Since the exercise entailed formations from four different units who did not normally fly together, a very detailed operating procedure was laid out. The portion of the procedure relevant to take off was that pairs will stream with a separation of 300 meters and boxes will follow at distance of a kilometer. After take off there would be one 90 degree turn to permit the sub-sections to catch up with the lead pairs. All the boxes will transit between Hindon and Adampur in line astern with a separation of one kilometer. It seemed a simple and straight forward procedure to follow.
The first foursome got airborne followed by the lead pair of the second box. Unfortunately, the wing man of the second pair of the second box had some problem and abandoned take off after an RT Call to that effect. The problem was that the call was a bit curt and the call sign preceding the call of ‘abandoning takeoff’ was some what indistinct. The Call came at a time when the lead pair of the third box had already started rolling. By SOP, the aircraft behind the aircraft abandoning take off was also to abandon take off unless his nose wheel was off the ground. The person on the hot lane was Tara Chandra. His leader heard the call, looked up and saw the aircraft in front on the other lane was slowing down. He expected his own number two to do like-wise. He looked at Tara and to his horror he found that he was stuck to him, his eyes riveted to the lead aircraft, oblivious to the danger looming ahead. Unfortunately it was also the time to rotate and the lead aircraft had to raise the nose-wheel. He quickly shouted ‘Abandon Take Off’ and made some wild gestures to Tara. How he managed to rotate the aircraft (with his right hand on the stick) and shout ‘Abandon Take Off’ (with his left thumb pressing the PTT on the throttle) and yet shake a fist at Tara is something I will never know.

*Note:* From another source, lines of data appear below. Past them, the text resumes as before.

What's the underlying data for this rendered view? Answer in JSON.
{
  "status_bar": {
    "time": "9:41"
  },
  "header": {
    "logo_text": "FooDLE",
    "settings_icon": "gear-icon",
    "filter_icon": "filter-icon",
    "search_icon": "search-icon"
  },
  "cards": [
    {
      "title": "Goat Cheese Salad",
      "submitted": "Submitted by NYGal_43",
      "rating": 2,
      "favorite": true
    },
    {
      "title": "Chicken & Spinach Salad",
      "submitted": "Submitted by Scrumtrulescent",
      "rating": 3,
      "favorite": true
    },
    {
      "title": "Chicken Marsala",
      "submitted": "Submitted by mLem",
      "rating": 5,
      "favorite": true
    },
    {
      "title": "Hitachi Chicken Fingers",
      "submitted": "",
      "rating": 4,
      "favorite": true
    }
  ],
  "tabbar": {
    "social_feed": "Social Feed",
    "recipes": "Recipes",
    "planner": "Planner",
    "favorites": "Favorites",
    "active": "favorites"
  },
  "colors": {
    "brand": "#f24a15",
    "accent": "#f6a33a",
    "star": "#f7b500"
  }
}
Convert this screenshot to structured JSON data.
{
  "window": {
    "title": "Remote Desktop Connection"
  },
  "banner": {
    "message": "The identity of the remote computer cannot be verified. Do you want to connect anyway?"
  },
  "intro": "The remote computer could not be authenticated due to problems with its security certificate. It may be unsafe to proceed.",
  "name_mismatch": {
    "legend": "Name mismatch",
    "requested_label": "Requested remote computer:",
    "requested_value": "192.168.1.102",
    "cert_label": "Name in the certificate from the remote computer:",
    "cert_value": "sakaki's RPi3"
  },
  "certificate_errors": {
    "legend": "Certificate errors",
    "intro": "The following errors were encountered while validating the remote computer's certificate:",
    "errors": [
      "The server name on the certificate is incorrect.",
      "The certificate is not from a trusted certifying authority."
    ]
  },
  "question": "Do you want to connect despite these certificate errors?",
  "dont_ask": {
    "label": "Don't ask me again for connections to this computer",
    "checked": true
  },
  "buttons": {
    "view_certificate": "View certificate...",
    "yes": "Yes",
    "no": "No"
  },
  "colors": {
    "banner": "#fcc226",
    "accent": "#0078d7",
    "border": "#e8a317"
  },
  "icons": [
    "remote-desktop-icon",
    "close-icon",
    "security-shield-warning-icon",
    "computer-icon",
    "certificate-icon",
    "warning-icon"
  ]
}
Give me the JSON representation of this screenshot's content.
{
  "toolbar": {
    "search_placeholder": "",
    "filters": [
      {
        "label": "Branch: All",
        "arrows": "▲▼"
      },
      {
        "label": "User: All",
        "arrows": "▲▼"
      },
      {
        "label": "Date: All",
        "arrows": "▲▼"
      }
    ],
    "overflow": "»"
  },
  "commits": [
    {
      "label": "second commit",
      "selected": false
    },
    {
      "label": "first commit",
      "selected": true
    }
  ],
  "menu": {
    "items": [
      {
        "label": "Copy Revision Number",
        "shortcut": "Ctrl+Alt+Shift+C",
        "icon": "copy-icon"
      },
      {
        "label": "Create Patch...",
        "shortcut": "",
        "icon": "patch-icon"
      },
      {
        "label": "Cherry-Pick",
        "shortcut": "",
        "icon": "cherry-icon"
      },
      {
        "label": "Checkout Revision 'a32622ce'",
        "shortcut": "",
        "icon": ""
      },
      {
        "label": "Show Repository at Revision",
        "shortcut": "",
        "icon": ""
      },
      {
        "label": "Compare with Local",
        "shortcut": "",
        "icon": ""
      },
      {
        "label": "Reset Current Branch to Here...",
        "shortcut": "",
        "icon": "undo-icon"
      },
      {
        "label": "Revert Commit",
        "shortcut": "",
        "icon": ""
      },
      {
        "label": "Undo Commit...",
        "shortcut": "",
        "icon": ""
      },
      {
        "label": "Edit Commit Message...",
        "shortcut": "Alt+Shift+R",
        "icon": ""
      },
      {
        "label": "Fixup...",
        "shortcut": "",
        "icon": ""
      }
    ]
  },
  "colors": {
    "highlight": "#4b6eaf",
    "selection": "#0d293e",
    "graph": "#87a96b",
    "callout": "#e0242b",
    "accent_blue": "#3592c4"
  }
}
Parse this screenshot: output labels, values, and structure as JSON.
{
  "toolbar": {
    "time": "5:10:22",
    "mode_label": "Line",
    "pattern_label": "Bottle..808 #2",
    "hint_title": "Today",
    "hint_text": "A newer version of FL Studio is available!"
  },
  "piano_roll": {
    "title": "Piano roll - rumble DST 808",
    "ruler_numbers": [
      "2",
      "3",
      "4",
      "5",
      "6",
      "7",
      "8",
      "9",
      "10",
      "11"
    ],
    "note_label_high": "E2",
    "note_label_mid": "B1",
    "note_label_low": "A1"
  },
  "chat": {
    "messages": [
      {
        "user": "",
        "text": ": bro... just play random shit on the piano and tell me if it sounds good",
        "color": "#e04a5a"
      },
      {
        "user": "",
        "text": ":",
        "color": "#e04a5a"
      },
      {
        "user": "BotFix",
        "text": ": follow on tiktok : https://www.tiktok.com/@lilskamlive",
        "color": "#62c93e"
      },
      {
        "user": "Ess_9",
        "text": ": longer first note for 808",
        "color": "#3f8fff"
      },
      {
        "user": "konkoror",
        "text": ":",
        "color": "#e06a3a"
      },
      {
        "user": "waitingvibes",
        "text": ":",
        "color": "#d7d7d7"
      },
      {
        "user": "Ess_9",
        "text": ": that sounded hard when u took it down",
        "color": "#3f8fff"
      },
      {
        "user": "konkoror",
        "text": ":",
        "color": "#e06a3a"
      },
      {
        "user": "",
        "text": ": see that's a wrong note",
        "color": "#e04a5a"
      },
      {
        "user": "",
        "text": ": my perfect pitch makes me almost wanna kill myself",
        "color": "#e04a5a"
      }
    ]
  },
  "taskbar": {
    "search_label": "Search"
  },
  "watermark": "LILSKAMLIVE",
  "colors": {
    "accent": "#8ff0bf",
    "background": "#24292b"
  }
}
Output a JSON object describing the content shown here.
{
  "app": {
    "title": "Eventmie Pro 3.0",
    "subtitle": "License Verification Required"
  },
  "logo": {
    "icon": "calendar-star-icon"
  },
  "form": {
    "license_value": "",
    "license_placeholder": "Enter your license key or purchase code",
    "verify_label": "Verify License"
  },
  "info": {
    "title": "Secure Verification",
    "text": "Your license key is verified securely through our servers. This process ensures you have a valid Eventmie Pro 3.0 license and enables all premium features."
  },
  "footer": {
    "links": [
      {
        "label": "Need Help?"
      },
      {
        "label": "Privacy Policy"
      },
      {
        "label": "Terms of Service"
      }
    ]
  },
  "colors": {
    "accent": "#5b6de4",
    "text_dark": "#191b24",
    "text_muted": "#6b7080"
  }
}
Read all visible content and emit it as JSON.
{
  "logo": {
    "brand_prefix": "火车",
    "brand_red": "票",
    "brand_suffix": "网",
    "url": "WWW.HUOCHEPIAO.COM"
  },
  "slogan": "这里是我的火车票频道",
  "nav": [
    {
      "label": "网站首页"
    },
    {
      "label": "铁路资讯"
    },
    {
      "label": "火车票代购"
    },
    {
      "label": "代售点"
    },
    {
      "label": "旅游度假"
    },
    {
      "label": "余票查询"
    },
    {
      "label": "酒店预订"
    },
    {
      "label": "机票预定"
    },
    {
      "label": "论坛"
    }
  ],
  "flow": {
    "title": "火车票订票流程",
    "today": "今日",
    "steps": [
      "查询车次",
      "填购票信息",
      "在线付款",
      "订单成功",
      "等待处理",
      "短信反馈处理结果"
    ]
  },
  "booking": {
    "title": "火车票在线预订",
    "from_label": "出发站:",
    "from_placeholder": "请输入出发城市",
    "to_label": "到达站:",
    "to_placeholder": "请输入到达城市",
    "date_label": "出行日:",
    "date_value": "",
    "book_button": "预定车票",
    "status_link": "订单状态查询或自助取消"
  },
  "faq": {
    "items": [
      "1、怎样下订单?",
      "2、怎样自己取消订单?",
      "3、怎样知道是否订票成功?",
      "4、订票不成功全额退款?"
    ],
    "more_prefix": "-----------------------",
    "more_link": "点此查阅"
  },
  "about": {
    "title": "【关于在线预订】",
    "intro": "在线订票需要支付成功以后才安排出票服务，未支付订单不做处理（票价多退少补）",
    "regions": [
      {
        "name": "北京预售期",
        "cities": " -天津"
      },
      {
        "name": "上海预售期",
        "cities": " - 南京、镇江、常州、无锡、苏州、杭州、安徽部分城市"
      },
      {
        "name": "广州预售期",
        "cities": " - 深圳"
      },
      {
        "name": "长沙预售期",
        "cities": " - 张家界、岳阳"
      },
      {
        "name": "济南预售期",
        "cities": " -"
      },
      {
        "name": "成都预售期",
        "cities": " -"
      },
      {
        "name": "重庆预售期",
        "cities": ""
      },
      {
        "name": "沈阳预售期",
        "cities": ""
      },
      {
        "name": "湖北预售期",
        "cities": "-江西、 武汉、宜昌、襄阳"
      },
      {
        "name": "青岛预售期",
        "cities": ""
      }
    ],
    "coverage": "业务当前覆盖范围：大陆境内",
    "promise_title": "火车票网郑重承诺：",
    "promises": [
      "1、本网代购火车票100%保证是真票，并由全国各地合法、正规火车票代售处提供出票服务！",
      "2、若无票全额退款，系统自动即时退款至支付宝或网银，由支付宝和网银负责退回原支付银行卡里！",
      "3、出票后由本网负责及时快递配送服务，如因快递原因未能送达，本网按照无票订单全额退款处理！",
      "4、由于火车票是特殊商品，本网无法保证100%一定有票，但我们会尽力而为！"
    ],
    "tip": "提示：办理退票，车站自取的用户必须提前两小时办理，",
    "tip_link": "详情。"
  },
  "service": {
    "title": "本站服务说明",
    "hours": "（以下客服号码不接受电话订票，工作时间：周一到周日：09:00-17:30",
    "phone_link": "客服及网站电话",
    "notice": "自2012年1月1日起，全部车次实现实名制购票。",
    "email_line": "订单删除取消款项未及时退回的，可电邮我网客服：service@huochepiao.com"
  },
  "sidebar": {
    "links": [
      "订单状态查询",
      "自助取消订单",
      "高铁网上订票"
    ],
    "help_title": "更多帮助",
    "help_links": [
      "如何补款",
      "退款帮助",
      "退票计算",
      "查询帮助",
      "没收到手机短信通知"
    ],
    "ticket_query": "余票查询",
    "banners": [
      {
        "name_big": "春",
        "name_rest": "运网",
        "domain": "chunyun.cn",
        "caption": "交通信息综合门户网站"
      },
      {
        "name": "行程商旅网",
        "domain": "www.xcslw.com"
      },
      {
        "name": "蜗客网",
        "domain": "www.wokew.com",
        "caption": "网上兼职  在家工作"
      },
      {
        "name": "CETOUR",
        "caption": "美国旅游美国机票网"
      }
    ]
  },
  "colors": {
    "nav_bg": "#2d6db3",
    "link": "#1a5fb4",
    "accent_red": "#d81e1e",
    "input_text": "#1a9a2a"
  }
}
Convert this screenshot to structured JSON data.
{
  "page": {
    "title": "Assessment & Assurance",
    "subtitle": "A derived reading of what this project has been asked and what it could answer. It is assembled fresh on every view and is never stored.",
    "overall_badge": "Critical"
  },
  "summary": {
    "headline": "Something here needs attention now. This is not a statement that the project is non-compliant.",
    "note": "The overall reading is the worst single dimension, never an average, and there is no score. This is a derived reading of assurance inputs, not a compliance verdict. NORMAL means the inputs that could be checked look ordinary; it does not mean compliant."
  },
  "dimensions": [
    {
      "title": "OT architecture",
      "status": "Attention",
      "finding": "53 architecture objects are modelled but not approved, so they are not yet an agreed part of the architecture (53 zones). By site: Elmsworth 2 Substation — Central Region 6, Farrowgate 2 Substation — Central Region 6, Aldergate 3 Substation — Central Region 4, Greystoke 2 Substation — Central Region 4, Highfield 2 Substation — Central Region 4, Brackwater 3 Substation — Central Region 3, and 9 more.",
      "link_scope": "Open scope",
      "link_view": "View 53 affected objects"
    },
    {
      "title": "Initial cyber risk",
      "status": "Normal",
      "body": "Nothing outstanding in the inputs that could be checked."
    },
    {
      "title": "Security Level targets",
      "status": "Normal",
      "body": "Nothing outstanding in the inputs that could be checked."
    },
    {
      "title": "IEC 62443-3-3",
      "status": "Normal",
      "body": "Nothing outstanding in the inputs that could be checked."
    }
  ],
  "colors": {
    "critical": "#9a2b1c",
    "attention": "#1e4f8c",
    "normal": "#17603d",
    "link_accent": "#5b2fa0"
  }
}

By now Tara’s peripheral vision perceived the threat. Instinctively he came off the after-burner and his nose wheel slammed down. His leader shot forward. He now realized that the aircraft in front was close and he was too fast. He kicked the rudder, swung to the other lane, slammed the throttle and re-engaged the afterburner. This was the time his leader pulled up ahead of him and the jet blast hit him with full fury. Tara’s jet nozzle was open and the after burner had not lit. The aircraft was still decelerating. The jet blast of the leader upset his aircraft that was still swinging and he went off the runway. A huge cloud of dust billowed out. The observers on the ground feared the worst. Tara however now kept his cool. He held his course ignoring the cloud of dust that was billowing behind him. The after burner kicked in. He inched back from the shoulder of the runway and he lifted off before the runway ended. All was well. After a shocked silence of a few seconds, the rest of the aircraft took off and the fly-past took place as scheduled!
The sixteen pilots involve included a large number that rose to fame in the Air Force later in life. Bharat Kumar, Neelu Malik, Vinay Kapila, DN Rathore, Nadkarni, Tich Verma, Ranjit Bedi, Vinode Patney, Subhash Bhojwani are few of the names that I think were included. I wonder as to how they remember the incident.